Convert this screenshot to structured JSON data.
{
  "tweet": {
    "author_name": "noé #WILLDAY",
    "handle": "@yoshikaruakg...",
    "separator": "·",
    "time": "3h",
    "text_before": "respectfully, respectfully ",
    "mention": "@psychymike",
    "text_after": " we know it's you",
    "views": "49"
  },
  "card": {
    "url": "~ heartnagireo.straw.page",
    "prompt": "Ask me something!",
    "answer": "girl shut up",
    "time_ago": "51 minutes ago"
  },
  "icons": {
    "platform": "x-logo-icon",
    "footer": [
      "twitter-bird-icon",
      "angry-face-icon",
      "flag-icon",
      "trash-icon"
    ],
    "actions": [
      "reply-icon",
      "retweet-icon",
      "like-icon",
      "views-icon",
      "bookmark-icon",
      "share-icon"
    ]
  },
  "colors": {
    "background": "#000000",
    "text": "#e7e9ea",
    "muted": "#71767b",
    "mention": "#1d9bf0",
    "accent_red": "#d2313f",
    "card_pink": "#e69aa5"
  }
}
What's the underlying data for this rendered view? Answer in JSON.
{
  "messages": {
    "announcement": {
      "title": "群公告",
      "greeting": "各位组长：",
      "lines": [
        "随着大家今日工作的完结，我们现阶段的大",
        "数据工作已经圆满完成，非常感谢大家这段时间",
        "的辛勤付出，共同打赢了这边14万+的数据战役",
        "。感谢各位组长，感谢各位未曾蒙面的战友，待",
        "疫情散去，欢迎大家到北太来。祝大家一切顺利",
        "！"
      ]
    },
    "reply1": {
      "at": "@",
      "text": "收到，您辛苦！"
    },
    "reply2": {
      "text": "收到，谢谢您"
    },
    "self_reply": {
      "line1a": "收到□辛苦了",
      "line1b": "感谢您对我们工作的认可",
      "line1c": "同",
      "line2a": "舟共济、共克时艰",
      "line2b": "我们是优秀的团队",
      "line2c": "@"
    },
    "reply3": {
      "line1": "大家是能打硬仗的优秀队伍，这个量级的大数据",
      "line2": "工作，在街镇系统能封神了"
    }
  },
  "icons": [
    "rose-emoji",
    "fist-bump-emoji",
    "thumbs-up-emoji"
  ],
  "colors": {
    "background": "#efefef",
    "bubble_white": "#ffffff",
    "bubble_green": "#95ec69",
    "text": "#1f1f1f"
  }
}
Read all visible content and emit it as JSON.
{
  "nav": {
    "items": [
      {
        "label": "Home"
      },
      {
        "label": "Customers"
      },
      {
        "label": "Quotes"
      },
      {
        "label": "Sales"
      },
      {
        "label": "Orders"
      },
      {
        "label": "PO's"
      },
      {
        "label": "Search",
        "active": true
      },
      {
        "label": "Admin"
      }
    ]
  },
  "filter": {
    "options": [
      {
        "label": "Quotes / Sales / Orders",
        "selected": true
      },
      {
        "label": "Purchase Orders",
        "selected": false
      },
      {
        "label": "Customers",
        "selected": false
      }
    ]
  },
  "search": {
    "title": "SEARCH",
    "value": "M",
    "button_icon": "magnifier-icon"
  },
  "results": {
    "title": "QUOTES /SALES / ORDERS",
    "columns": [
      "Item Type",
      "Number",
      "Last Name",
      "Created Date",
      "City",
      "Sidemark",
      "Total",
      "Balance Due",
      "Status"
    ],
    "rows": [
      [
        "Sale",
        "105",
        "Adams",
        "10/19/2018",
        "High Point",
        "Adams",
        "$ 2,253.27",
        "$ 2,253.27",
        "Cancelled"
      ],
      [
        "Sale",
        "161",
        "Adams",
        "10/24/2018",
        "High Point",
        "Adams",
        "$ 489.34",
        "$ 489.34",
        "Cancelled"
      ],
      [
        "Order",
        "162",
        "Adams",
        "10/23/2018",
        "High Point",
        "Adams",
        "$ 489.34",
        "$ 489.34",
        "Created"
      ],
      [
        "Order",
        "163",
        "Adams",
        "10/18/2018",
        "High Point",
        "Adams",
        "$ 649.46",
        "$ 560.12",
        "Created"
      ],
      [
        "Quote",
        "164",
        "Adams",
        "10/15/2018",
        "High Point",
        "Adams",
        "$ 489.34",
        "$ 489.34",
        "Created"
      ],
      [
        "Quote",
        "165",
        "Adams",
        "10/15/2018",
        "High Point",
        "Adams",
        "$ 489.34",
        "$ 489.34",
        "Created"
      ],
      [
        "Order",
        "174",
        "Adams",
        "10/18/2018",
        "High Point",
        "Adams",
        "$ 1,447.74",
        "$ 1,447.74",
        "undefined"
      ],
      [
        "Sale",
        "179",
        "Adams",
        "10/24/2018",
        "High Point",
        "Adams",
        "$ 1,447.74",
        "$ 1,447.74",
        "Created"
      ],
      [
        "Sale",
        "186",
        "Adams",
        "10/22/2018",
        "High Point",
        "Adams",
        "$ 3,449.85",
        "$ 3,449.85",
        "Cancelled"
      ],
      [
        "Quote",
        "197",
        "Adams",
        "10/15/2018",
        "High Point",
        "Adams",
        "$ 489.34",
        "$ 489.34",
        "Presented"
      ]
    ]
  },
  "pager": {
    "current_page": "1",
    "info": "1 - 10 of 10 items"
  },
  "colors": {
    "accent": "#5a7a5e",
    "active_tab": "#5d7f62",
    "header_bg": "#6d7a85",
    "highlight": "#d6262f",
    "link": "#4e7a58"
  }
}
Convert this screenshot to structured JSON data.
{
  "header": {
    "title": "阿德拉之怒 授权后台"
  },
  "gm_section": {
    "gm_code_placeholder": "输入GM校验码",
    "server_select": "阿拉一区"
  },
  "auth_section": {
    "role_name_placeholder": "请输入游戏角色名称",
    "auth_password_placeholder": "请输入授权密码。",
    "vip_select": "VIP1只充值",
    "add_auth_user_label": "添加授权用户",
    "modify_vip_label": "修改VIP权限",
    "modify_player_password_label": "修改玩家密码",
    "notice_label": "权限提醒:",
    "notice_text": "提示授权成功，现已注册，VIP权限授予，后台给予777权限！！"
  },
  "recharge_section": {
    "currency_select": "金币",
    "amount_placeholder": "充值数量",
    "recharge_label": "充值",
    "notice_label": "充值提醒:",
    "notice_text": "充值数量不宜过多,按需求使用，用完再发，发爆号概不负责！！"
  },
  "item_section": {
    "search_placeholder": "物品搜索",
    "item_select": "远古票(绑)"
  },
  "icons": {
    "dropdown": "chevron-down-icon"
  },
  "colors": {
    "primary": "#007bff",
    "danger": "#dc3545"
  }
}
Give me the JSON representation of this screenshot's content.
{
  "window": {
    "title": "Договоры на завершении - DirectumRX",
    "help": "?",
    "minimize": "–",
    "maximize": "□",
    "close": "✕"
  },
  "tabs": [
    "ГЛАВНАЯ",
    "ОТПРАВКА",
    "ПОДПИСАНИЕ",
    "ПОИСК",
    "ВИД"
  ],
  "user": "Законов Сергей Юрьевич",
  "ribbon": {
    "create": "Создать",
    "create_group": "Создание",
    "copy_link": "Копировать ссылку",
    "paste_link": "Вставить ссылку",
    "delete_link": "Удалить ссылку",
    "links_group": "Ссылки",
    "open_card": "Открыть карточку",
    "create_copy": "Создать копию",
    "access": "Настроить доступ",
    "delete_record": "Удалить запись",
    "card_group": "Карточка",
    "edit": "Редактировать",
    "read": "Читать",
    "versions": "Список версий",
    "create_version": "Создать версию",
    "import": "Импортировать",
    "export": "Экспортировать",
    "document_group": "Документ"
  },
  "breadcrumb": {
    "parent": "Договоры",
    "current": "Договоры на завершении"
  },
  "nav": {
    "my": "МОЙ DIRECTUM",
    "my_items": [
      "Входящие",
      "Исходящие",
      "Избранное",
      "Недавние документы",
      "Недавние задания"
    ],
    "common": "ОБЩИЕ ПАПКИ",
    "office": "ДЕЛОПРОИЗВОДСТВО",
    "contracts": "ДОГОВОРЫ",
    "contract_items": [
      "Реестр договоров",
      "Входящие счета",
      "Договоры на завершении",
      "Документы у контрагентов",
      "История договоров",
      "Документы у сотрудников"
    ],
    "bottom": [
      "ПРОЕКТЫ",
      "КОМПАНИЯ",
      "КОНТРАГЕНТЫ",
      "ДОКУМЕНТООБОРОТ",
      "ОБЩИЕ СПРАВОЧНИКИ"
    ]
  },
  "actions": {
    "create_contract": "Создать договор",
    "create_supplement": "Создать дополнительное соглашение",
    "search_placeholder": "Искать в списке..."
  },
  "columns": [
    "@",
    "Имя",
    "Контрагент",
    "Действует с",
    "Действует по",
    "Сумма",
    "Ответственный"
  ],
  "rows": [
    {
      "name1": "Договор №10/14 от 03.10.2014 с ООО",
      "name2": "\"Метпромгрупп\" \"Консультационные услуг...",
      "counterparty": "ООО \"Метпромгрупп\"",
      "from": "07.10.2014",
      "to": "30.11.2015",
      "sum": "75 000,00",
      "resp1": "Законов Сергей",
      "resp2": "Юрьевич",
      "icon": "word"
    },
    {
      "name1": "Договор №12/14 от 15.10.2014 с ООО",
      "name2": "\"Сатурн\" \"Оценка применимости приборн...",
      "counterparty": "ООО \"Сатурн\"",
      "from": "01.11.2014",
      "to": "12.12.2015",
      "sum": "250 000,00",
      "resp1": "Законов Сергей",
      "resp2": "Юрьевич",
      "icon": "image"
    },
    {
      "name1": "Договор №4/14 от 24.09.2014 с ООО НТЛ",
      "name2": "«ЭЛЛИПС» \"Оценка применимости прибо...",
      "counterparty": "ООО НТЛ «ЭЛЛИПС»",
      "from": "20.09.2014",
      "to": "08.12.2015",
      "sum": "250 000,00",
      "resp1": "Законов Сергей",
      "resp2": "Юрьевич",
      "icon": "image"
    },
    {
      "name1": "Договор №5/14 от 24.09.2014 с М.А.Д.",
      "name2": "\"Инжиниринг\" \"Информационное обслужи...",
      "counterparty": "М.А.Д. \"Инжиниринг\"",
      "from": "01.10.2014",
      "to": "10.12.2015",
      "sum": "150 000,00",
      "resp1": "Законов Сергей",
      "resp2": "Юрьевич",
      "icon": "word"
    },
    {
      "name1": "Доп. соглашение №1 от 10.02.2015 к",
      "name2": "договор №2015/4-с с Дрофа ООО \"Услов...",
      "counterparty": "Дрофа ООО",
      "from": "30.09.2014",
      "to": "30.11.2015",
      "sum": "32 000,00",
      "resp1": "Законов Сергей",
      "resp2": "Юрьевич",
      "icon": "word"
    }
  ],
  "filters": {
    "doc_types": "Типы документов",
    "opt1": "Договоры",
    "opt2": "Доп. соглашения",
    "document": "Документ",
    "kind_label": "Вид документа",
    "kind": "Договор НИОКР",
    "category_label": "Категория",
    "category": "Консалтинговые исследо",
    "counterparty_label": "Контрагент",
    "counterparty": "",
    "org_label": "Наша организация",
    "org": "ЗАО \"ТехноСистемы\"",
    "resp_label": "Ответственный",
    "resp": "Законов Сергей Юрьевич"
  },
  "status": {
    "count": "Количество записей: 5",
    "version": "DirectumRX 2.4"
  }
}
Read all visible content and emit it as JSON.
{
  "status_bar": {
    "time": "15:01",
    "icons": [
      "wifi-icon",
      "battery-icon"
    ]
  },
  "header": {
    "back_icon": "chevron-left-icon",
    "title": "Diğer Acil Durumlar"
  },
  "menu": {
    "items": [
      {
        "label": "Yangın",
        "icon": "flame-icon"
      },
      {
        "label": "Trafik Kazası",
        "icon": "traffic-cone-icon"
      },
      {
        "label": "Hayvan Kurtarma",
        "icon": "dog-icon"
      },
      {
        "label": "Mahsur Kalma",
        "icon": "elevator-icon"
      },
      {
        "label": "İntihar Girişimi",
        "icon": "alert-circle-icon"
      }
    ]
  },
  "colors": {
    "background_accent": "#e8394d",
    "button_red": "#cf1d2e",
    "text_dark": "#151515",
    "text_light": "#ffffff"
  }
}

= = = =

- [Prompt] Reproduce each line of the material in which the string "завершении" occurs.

- [Result below]
    "title": "Договоры на завершении - DirectumRX",
    "current": "Договоры на завершении"
      "Договоры на завершении",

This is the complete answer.